  7. I’m running all over the place! And I love each time my boot campers take the step to sign up for a local event, and the excitement they get when they cross their first finish line. Now I’m onto looking for some out of town races!

    • Amy Lauren says:

      You do girly, between all the boot camps you really get around Charleston running all over this city and others like Summerville :). Good luck with your race too!

  8. runwkate says:

    Amy, I love that you wrote when you felt compelled to, and you didn’t go in for melodrama or even a ‘I was at x when I found out and…’. You’re right, it is up to us. I never thought of it that way.

    • Amy Lauren says:

      Haha, if I wrote “I was at X when I found out”, it would be I was in my home/office. That’s where I almost always am and where I find things out, haha. Work from home problems :).

      I never go for the melodrama, hehe.

  9. Ima Mosier says:

    Great points regarding doing a local race.

  10. I will do what I can to support Boston, but will never step foot on the holy ground in which it represents until I earn my BQ. I was almost there with a qualifying time last month when I ran a 3:11:54 in LA, I need a 3:05 …

  11. Kara says:

    I love this post. When I first read that I was like HA! Yeah, just go walk Boston. Good luck with that. But you’re totally right. Not everyone “gets” all the hard work and dedication that go into BQing and it’s really nice that people want to get out there and do something and be active to honor the victims. I love your idea and will definitely be racing ASAP!!

  12. KrisLawrence says:

    Ouch, I completely would have cringed too. Clearly she has no idea what Boston means. Boston means sacrifice, hard work, and dedication…not a stroll through the streets. That’s why it is so important for us to stay on the positive side of Patriot’s Day. Thank you for this post!
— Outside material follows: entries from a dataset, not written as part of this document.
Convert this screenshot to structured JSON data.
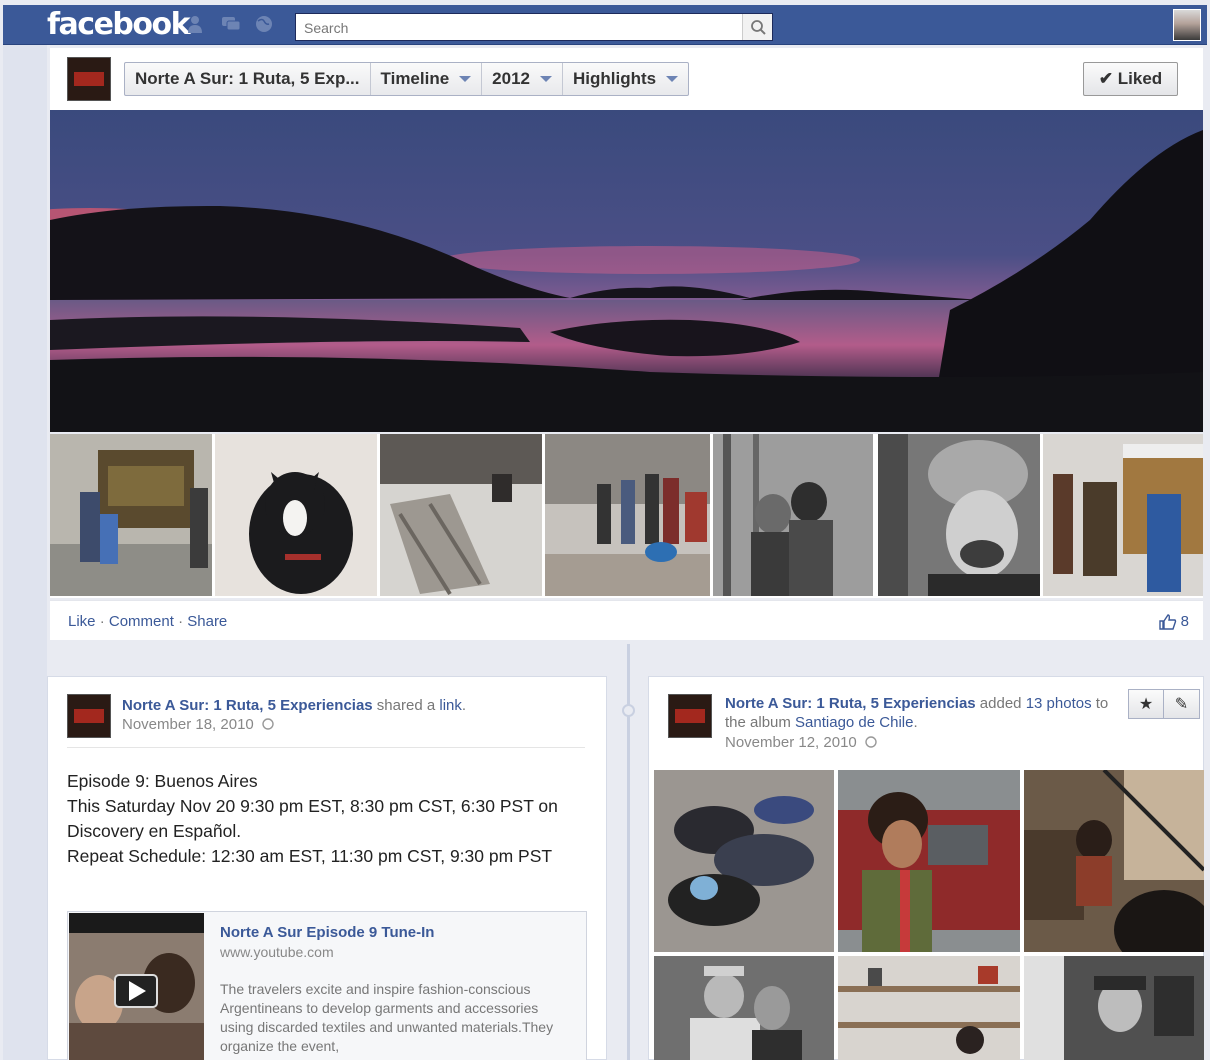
{
  "topbar": {
    "logo": "facebook",
    "search_placeholder": "Search"
  },
  "page_header": {
    "crumbs": [
      {
        "label": "Norte A Sur: 1 Ruta, 5 Exp..."
      },
      {
        "label": "Timeline"
      },
      {
        "label": "2012"
      },
      {
        "label": "Highlights"
      }
    ],
    "liked_label": "✔ Liked"
  },
  "cover_actions": {
    "like": "Like",
    "comment": "Comment",
    "share": "Share",
    "sep": "·",
    "like_count": "8"
  },
  "post_left": {
    "author": "Norte A Sur: 1 Ruta, 5 Experiencias",
    "action": " shared a ",
    "object": "link",
    "date": "November 18, 2010",
    "lines": [
      "Episode 9: Buenos Aires",
      "This Saturday Nov 20 9:30 pm EST, 8:30 pm CST, 6:30 PST on Discovery en Español.",
      "Repeat Schedule: 12:30 am EST, 11:30 pm CST, 9:30 pm PST"
    ],
    "link_card": {
      "title": "Norte A Sur Episode 9 Tune-In",
      "url": "www.youtube.com",
      "description": "The travelers excite and inspire fashion-conscious Argentineans to develop garments and accessories using discarded textiles and unwanted materials.They organize the event,"
    }
  },
  "post_right": {
    "author": "Norte A Sur: 1 Ruta, 5 Experiencias",
    "action": " added ",
    "count_link": "13 photos",
    "to_text": " to the album ",
    "album": "Santiago de Chile",
    "date": "November 12, 2010",
    "star_icon": "★",
    "pencil_icon": "✎"
  }
}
  13. LilMysNinja says:

    I love this post! I pledged to myself to run a total of 26.2 miles for the week from Tuesday – Monday. I was up to around 17-18 miles avg per week so 26.2 miles was a challenge especially after just completing the Palmetto 200.

    I agree with you on the local races. I’ve not done a destination race other than Cooper River.

  14. it’s true! i didn’t even know boston existed let alone “qualifying” times until after i really got into running. however, i randomly found all the stuff myself thanks to my nerdy tendencies (back in the day on the coolrunning.com forum before they sold out to active.com) lol. but yeah, we definitely need to spread the fire!

Leave a Reply

Fill in your details below or click an icon to log in:

WordPress.com Logo

You are commenting using your WordPress.com account. Log Out /  Change )

Google+ photo

You are commenting using your Google+ account. Log Out /  Change )

Twitter picture

You are commenting using your Twitter account. Log Out /  Change )

Facebook photo

You are commenting using your Facebook account. Log Out /  Change )


Connecting to %s